In the data below, locate each line with the word "true" and list it.

**Page and application data records**
*** Block opens ***

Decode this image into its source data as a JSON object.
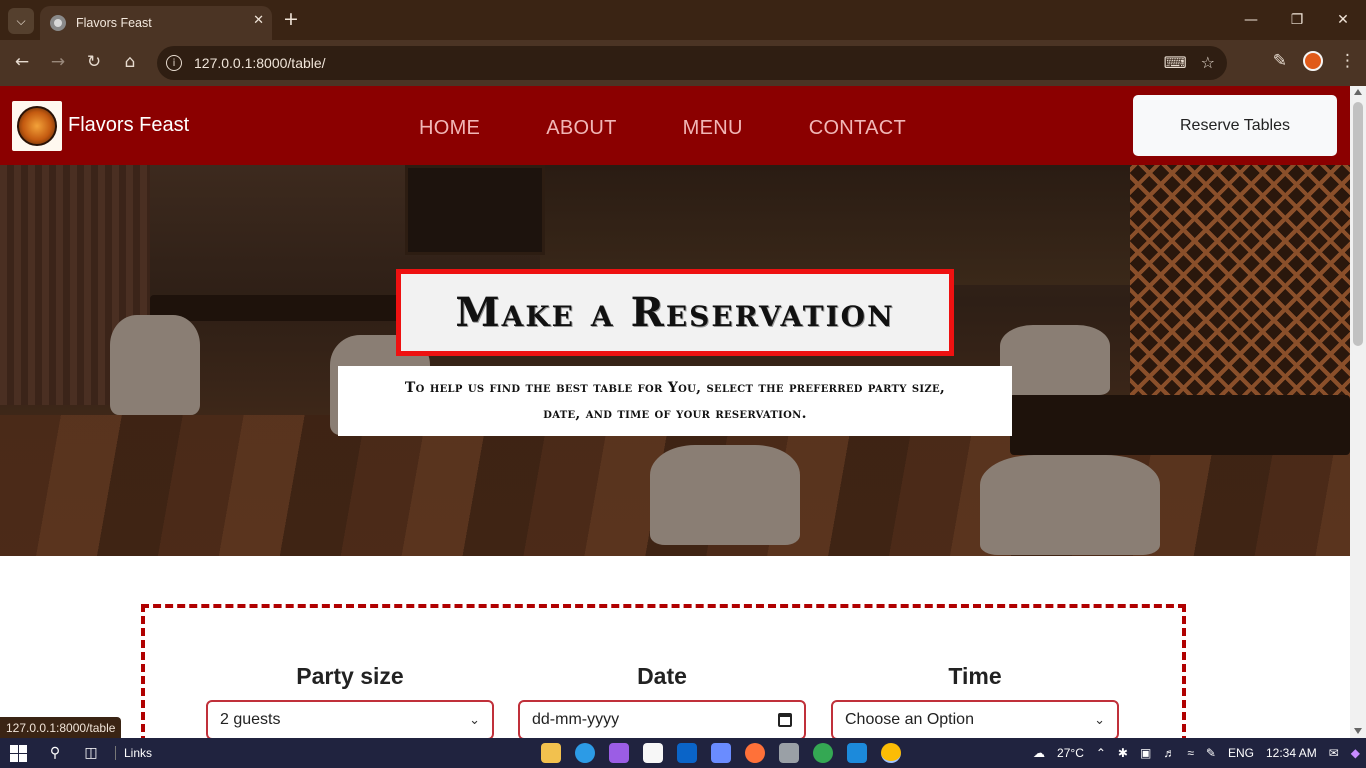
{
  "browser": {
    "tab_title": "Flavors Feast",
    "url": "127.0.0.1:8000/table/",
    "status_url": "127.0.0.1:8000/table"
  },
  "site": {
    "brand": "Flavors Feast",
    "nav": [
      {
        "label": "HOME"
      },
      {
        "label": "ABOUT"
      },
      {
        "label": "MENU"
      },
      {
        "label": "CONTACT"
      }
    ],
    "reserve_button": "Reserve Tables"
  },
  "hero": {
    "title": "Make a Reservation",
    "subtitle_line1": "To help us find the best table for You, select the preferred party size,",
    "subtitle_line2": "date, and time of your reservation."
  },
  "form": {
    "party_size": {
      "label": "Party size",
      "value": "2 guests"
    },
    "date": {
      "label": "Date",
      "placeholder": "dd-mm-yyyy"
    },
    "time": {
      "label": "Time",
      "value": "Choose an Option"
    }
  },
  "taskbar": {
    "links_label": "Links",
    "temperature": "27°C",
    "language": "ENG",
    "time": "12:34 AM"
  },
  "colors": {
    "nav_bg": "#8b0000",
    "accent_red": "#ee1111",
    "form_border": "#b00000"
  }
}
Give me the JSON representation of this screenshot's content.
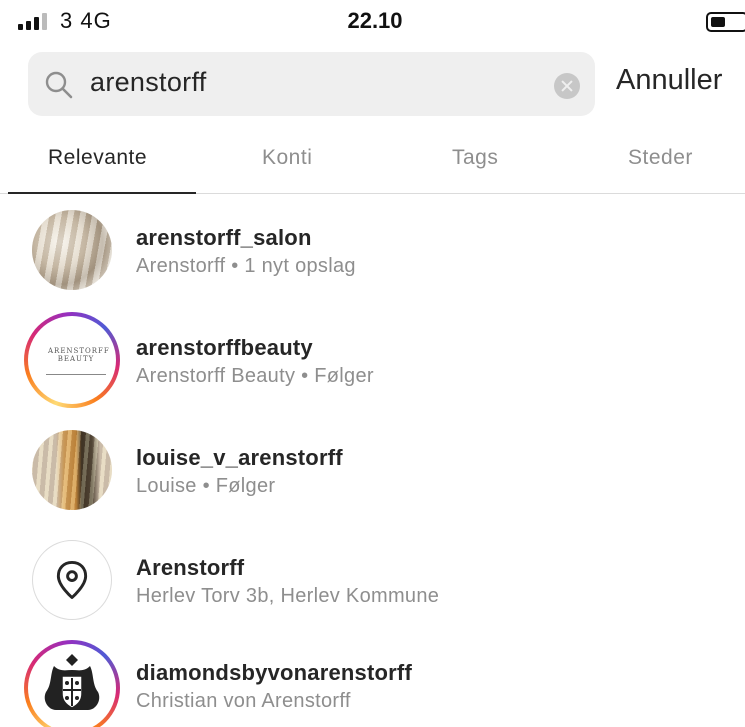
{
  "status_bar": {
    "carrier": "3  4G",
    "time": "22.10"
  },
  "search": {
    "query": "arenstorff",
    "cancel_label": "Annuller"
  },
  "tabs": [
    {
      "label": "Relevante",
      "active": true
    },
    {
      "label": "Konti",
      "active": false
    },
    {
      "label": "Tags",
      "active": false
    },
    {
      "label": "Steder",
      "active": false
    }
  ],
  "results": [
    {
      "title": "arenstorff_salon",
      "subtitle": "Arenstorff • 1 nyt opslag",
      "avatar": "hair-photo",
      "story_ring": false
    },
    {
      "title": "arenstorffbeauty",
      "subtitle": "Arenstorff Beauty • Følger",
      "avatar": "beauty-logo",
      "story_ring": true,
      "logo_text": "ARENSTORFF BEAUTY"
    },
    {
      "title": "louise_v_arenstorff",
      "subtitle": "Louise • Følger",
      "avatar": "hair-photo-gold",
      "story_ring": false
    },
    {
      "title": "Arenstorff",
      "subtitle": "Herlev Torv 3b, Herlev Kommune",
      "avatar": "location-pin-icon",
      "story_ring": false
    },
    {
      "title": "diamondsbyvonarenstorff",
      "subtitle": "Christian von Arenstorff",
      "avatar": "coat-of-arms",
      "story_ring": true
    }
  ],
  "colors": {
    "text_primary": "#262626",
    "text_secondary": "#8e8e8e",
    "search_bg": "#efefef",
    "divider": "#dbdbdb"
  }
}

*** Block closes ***

**Answer**
      "active": true
      "story_ring": true,
      "story_ring": true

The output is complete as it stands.